(Element data from apps and pages)
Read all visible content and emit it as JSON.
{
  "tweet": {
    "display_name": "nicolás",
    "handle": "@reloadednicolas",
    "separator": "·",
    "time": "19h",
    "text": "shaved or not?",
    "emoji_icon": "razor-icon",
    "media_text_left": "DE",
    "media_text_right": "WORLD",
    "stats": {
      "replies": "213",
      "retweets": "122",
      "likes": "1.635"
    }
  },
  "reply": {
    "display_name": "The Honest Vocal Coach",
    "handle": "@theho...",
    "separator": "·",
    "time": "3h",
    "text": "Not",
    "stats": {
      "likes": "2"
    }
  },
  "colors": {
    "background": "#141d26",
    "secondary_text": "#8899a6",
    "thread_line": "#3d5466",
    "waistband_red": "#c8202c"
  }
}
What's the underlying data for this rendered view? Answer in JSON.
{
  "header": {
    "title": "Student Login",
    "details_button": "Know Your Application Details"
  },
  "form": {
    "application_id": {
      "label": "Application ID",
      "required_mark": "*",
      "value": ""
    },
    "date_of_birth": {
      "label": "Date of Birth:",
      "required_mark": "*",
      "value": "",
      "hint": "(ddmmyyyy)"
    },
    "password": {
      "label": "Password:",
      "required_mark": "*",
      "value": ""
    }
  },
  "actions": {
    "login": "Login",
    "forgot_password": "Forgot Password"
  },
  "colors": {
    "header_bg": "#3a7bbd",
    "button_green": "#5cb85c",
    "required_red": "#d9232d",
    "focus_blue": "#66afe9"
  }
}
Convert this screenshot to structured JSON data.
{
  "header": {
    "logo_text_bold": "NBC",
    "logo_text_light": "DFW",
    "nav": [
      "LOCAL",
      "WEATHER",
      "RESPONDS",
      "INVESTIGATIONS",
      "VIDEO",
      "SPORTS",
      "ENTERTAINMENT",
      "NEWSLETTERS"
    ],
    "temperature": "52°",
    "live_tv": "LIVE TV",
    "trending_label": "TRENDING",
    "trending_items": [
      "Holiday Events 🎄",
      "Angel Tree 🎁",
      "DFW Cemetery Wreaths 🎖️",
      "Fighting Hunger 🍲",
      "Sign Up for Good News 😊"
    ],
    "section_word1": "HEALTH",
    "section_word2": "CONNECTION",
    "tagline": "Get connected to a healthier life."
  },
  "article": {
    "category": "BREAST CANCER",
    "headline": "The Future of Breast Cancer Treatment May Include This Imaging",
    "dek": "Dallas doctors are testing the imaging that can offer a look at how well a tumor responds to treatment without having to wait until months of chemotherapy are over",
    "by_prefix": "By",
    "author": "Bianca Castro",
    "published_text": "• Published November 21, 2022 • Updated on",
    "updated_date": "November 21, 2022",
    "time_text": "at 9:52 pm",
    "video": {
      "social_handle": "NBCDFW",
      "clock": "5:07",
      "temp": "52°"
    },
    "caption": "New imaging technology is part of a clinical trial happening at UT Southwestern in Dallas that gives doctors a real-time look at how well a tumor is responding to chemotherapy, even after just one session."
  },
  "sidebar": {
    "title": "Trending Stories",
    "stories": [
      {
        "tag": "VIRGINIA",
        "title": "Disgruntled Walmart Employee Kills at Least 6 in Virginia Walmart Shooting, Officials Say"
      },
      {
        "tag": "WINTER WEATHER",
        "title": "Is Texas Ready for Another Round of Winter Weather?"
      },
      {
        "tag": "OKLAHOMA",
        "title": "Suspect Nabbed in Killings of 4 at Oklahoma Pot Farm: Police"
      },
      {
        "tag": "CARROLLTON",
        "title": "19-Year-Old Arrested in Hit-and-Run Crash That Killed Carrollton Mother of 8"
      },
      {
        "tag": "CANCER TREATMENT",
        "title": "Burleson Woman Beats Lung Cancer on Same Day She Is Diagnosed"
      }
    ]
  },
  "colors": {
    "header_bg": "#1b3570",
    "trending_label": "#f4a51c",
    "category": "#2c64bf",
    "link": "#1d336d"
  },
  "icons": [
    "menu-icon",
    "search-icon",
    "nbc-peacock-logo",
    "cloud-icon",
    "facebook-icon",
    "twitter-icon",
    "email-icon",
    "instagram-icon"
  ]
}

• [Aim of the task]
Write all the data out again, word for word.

• [Answer space]
Read all visible content and emit it as JSON.
{
  "tweet": {
    "display_name": "nicolás",
    "handle": "@reloadednicolas",
    "separator": "·",
    "time": "19h",
    "text": "shaved or not?",
    "emoji_icon": "razor-icon",
    "media_text_left": "DE",
    "media_text_right": "WORLD",
    "stats": {
      "replies": "213",
      "retweets": "122",
      "likes": "1.635"
    }
  },
  "reply": {
    "display_name": "The Honest Vocal Coach",
    "handle": "@theho...",
    "separator": "·",
    "time": "3h",
    "text": "Not",
    "stats": {
      "likes": "2"
    }
  },
  "colors": {
    "background": "#141d26",
    "secondary_text": "#8899a6",
    "thread_line": "#3d5466",
    "waistband_red": "#c8202c"
  }
}
What's the underlying data for this rendered view? Answer in JSON.
{
  "header": {
    "title": "Student Login",
    "details_button": "Know Your Application Details"
  },
  "form": {
    "application_id": {
      "label": "Application ID",
      "required_mark": "*",
      "value": ""
    },
    "date_of_birth": {
      "label": "Date of Birth:",
      "required_mark": "*",
      "value": "",
      "hint": "(ddmmyyyy)"
    },
    "password": {
      "label": "Password:",
      "required_mark": "*",
      "value": ""
    }
  },
  "actions": {
    "login": "Login",
    "forgot_password": "Forgot Password"
  },
  "colors": {
    "header_bg": "#3a7bbd",
    "button_green": "#5cb85c",
    "required_red": "#d9232d",
    "focus_blue": "#66afe9"
  }
}
Convert this screenshot to structured JSON data.
{
  "header": {
    "logo_text_bold": "NBC",
    "logo_text_light": "DFW",
    "nav": [
      "LOCAL",
      "WEATHER",
      "RESPONDS",
      "INVESTIGATIONS",
      "VIDEO",
      "SPORTS",
      "ENTERTAINMENT",
      "NEWSLETTERS"
    ],
    "temperature": "52°",
    "live_tv": "LIVE TV",
    "trending_label": "TRENDING",
    "trending_items": [
      "Holiday Events 🎄",
      "Angel Tree 🎁",
      "DFW Cemetery Wreaths 🎖️",
      "Fighting Hunger 🍲",
      "Sign Up for Good News 😊"
    ],
    "section_word1": "HEALTH",
    "section_word2": "CONNECTION",
    "tagline": "Get connected to a healthier life."
  },
  "article": {
    "category": "BREAST CANCER",
    "headline": "The Future of Breast Cancer Treatment May Include This Imaging",
    "dek": "Dallas doctors are testing the imaging that can offer a look at how well a tumor responds to treatment without having to wait until months of chemotherapy are over",
    "by_prefix": "By",
    "author": "Bianca Castro",
    "published_text": "• Published November 21, 2022 • Updated on",
    "updated_date": "November 21, 2022",
    "time_text": "at 9:52 pm",
    "video": {
      "social_handle": "NBCDFW",
      "clock": "5:07",
      "temp": "52°"
    },
    "caption": "New imaging technology is part of a clinical trial happening at UT Southwestern in Dallas that gives doctors a real-time look at how well a tumor is responding to chemotherapy, even after just one session."
  },
  "sidebar": {
    "title": "Trending Stories",
    "stories": [
      {
        "tag": "VIRGINIA",
        "title": "Disgruntled Walmart Employee Kills at Least 6 in Virginia Walmart Shooting, Officials Say"
      },
      {
        "tag": "WINTER WEATHER",
        "title": "Is Texas Ready for Another Round of Winter Weather?"
      },
      {
        "tag": "OKLAHOMA",
        "title": "Suspect Nabbed in Killings of 4 at Oklahoma Pot Farm: Police"
      },
      {
        "tag": "CARROLLTON",
        "title": "19-Year-Old Arrested in Hit-and-Run Crash That Killed Carrollton Mother of 8"
      },
      {
        "tag": "CANCER TREATMENT",
        "title": "Burleson Woman Beats Lung Cancer on Same Day She Is Diagnosed"
      }
    ]
  },
  "colors": {
    "header_bg": "#1b3570",
    "trending_label": "#f4a51c",
    "category": "#2c64bf",
    "link": "#1d336d"
  },
  "icons": [
    "menu-icon",
    "search-icon",
    "nbc-peacock-logo",
    "cloud-icon",
    "facebook-icon",
    "twitter-icon",
    "email-icon",
    "instagram-icon"
  ]
}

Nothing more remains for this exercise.